#### [EXERCISE REQUIREMENTS]
Please reproduce every record exactly as written, leaving out the pictures.

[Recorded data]
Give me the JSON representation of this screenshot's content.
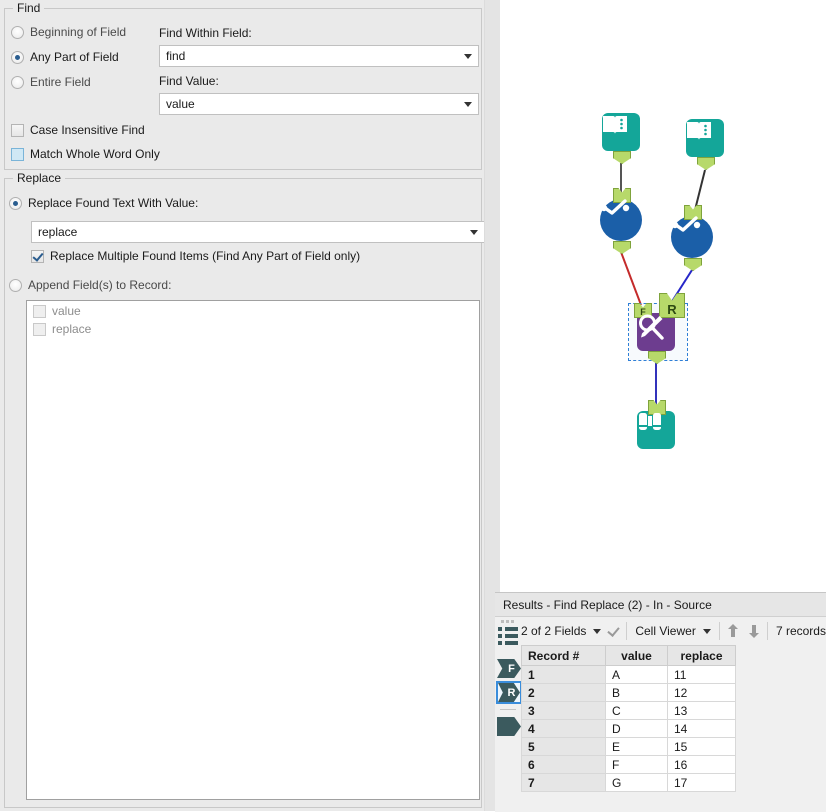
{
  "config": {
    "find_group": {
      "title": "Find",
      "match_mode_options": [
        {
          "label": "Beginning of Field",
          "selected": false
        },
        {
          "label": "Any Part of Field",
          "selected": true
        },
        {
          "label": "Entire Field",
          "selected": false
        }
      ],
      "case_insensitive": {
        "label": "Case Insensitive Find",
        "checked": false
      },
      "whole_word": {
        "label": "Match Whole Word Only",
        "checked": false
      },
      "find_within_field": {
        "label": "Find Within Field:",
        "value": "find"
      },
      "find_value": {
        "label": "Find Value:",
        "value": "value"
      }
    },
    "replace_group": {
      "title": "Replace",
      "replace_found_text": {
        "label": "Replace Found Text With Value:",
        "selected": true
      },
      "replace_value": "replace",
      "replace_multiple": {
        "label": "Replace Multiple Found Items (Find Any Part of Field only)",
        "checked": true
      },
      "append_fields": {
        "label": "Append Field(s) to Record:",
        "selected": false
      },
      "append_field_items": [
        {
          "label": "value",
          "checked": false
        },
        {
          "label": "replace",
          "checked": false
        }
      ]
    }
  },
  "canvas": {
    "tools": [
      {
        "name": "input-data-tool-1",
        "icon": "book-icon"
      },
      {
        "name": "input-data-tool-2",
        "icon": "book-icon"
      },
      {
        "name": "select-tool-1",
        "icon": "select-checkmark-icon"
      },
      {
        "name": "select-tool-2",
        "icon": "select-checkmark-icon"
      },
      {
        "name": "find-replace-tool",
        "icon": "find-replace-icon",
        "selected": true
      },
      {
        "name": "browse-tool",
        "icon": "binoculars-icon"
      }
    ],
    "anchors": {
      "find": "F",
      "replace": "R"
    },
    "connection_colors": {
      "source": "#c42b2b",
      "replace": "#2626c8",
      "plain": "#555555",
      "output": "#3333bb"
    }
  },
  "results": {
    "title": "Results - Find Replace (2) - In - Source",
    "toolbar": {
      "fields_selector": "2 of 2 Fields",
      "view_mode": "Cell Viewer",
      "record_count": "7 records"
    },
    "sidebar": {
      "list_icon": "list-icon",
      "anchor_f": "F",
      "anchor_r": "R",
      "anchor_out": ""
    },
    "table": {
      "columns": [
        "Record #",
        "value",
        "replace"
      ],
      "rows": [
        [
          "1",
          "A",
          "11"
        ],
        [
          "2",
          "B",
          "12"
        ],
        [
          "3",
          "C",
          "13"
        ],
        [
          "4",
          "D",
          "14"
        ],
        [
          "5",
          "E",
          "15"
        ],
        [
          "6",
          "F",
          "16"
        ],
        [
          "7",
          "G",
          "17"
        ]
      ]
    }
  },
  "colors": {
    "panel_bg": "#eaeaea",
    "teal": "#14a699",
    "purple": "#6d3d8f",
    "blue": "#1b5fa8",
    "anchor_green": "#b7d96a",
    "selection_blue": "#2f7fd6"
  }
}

#### [RESULT OF THE EXERCISE]
Give me the JSON representation of this screenshot's content.
{
  "config": {
    "find_group": {
      "title": "Find",
      "match_mode_options": [
        {
          "label": "Beginning of Field",
          "selected": false
        },
        {
          "label": "Any Part of Field",
          "selected": true
        },
        {
          "label": "Entire Field",
          "selected": false
        }
      ],
      "case_insensitive": {
        "label": "Case Insensitive Find",
        "checked": false
      },
      "whole_word": {
        "label": "Match Whole Word Only",
        "checked": false
      },
      "find_within_field": {
        "label": "Find Within Field:",
        "value": "find"
      },
      "find_value": {
        "label": "Find Value:",
        "value": "value"
      }
    },
    "replace_group": {
      "title": "Replace",
      "replace_found_text": {
        "label": "Replace Found Text With Value:",
        "selected": true
      },
      "replace_value": "replace",
      "replace_multiple": {
        "label": "Replace Multiple Found Items (Find Any Part of Field only)",
        "checked": true
      },
      "append_fields": {
        "label": "Append Field(s) to Record:",
        "selected": false
      },
      "append_field_items": [
        {
          "label": "value",
          "checked": false
        },
        {
          "label": "replace",
          "checked": false
        }
      ]
    }
  },
  "canvas": {
    "tools": [
      {
        "name": "input-data-tool-1",
        "icon": "book-icon"
      },
      {
        "name": "input-data-tool-2",
        "icon": "book-icon"
      },
      {
        "name": "select-tool-1",
        "icon": "select-checkmark-icon"
      },
      {
        "name": "select-tool-2",
        "icon": "select-checkmark-icon"
      },
      {
        "name": "find-replace-tool",
        "icon": "find-replace-icon",
        "selected": true
      },
      {
        "name": "browse-tool",
        "icon": "binoculars-icon"
      }
    ],
    "anchors": {
      "find": "F",
      "replace": "R"
    },
    "connection_colors": {
      "source": "#c42b2b",
      "replace": "#2626c8",
      "plain": "#555555",
      "output": "#3333bb"
    }
  },
  "results": {
    "title": "Results - Find Replace (2) - In - Source",
    "toolbar": {
      "fields_selector": "2 of 2 Fields",
      "view_mode": "Cell Viewer",
      "record_count": "7 records"
    },
    "sidebar": {
      "list_icon": "list-icon",
      "anchor_f": "F",
      "anchor_r": "R",
      "anchor_out": ""
    },
    "table": {
      "columns": [
        "Record #",
        "value",
        "replace"
      ],
      "rows": [
        [
          "1",
          "A",
          "11"
        ],
        [
          "2",
          "B",
          "12"
        ],
        [
          "3",
          "C",
          "13"
        ],
        [
          "4",
          "D",
          "14"
        ],
        [
          "5",
          "E",
          "15"
        ],
        [
          "6",
          "F",
          "16"
        ],
        [
          "7",
          "G",
          "17"
        ]
      ]
    }
  },
  "colors": {
    "panel_bg": "#eaeaea",
    "teal": "#14a699",
    "purple": "#6d3d8f",
    "blue": "#1b5fa8",
    "anchor_green": "#b7d96a",
    "selection_blue": "#2f7fd6"
  }
}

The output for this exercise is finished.